- SMBs Beware! This Is How Automated Software Updates Spread Malware. "You're surfing the web, and suddenly a pop-up appears asking you to update a piece of software on your computer. Today, we should all be canny enough to hesitate before clicking 'install'. We know that there is a good chance that this is malware and that what we will be downloading could put the future of our business at risk. However, what happens when we're not given a choice? Can we always trust the seemingly routine automatic updates our computers receive, even when their certificate seems to be OK? The answer is no." (Source: Computing.Co.UK)

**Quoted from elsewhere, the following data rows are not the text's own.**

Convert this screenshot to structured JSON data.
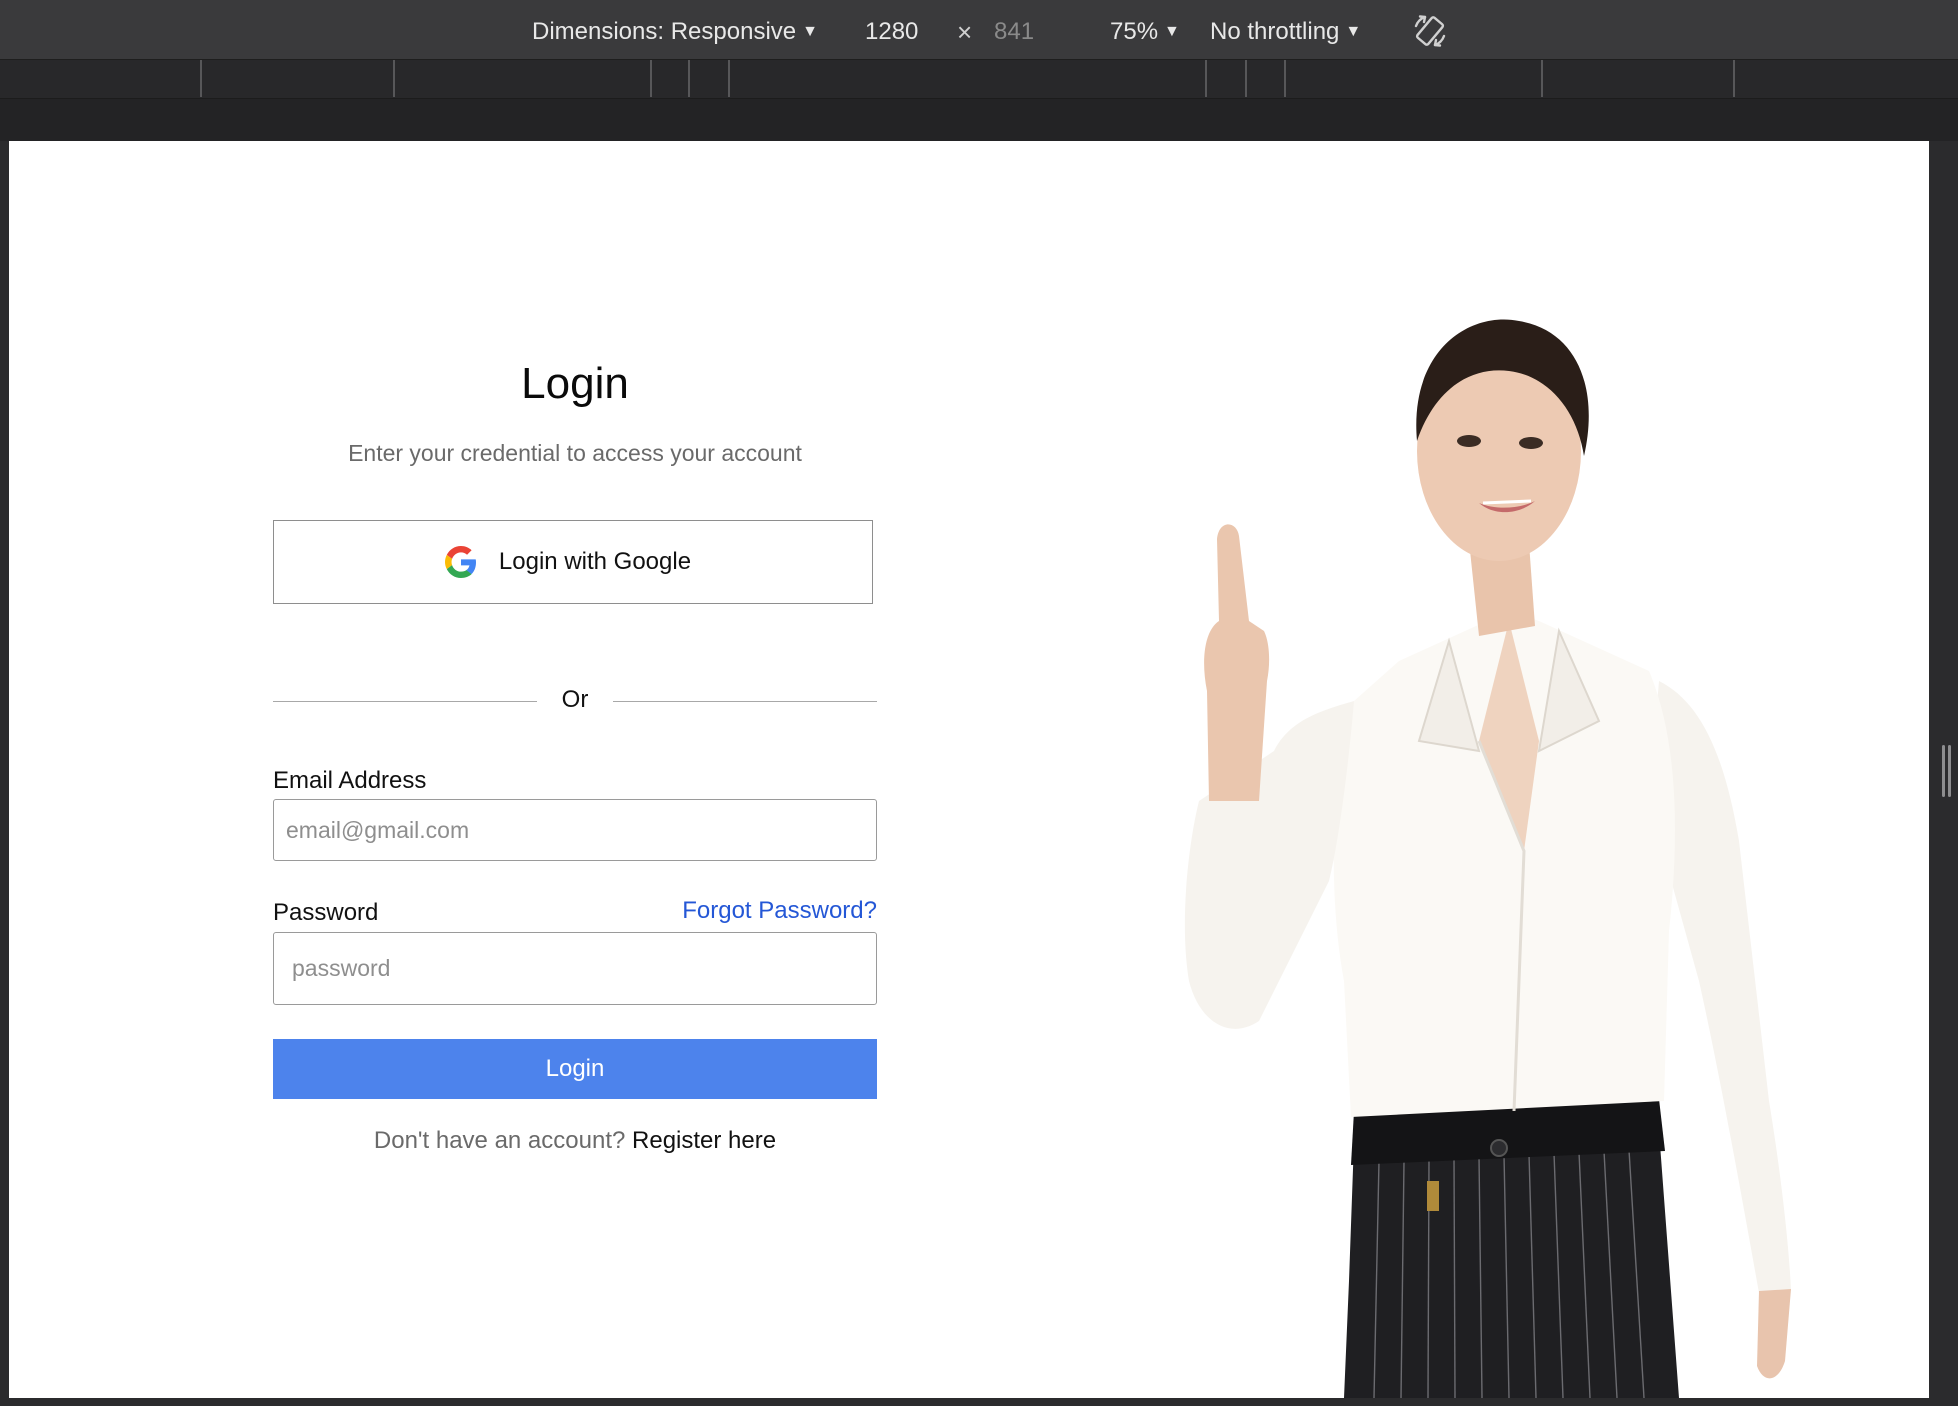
{
  "devtools": {
    "dimensions_label": "Dimensions: Responsive",
    "width": "1280",
    "height": "841",
    "times": "×",
    "zoom": "75%",
    "throttling": "No throttling",
    "rotate_icon": "rotate-icon",
    "caret_icon": "▼"
  },
  "login": {
    "title": "Login",
    "subtitle": "Enter your credential to access your account",
    "google_label": "Login with Google",
    "divider": "Or",
    "email_label": "Email Address",
    "email_placeholder": "email@gmail.com",
    "password_label": "Password",
    "forgot": "Forgot Password?",
    "password_placeholder": "password",
    "submit": "Login",
    "register_prompt": "Don't have an account?",
    "register_link": "Register here"
  },
  "colors": {
    "primary": "#4d83ec",
    "link": "#2457d6",
    "devtools_bg": "#3a3a3c"
  }
}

- Hacking Retail Gift Cards Remains Scarily Easy. "After years of examining the retail gift card industry following that initial discovery, Caput plans to present his findings at the Toorcon hacker conference this weekend. They include all-too-simple tricks that hackers can use to determine gift card numbers and drain money from them, even before the legitimate holder of the card ever has a chance to use them. While some of those methods have been semi-public for years, and some retailers have fixed their security flaws, a disturbing fraction of targets remain wide open to gift card hacking schemes, Caput says. And as analysis of the recently defunct dark web marketplace AlphaBay shows, actual criminals have made prolific use of those schemes too." (Source: Wired)
- Payment security: What are the biggest challenges? "With cybercrime on the increase, payment card security is increasingly a focus for companies and consumers alike. The Payment Card Industry Data Security Standard (PCI DSS) is there to help businesses that take card payments protect their payment systems from breaches and theft of cardholder data. The findings from the Verizon 2017 Payment Security Report (2017 PSR) demonstrate a link between organizations being compliant with the standard, and their ability to defend themselves against cyberattacks." (Source: Help Net Security)
The Malwarebytes Labs Team